Massachusetts launches new health insurance program for poorest residents
Monday, October 2nd 2006, 10:13 pm
By: News On 6
BOSTON (AP) -- Massachusetts began signing up its poorest residents for low-cost health insurance Monday, the first step in the state's goal to be the first to require all citizens to have health insurance.
"This is a historic day for us," said Gov. Mitt Romney, who signed the state's new health care law in April. "It's real today."
Madeline Rhenisch, 56, will be among about 62,000 of the state's poorest residents living at or below the federal poverty line of about $9,800 a year offered the program. If she qualifies, the state will pay her premiums and she will be responsible for just nominal co-pays.
The unemployed Boston woman said she has spent the money she saved for retirement on doctor's visits.
"I've worked hard all my life. I've paid benefits all my life. I never wanted to be a burden on my family or friends," said Rhenisch, who has been without health insurance for the past eight years. "It's been very embarrassing to have to beg and scratch."
This summer, the federal government gave the state its approval to a first-in-the-nation program that will require everyone 18 and older to carry health insurance. The state's universal health insurance program will use a combination of subsidies and penalties to make coverage more affordable and to encourage people to buy it.
Romney officials used the news conference to press lawmakers to close what they called a "loophole" in the law that fails to require all children have health insurance.
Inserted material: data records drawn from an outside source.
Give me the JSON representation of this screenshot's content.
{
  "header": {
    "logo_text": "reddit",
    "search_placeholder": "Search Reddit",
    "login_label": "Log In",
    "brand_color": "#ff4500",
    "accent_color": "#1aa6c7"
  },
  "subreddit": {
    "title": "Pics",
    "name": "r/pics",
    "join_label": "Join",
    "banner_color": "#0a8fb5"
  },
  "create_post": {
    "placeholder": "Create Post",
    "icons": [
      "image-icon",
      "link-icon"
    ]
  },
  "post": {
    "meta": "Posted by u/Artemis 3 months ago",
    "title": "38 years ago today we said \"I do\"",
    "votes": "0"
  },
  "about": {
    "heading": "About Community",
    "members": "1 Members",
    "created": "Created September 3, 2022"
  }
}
"If there are affordable products out there, all the evidence suggests that parents will cover their children," Health and Human Services Secretary Tim Murphy said.
Murphy said as many as 40,000 children might fall through the holes, but lawmakers said they have already taken steps to expand coverage for children.
Next July, all Massachusetts residents earning more than three times the federal poverty level will be required to have health insurance -- on their own or through work -- or face tax penalties.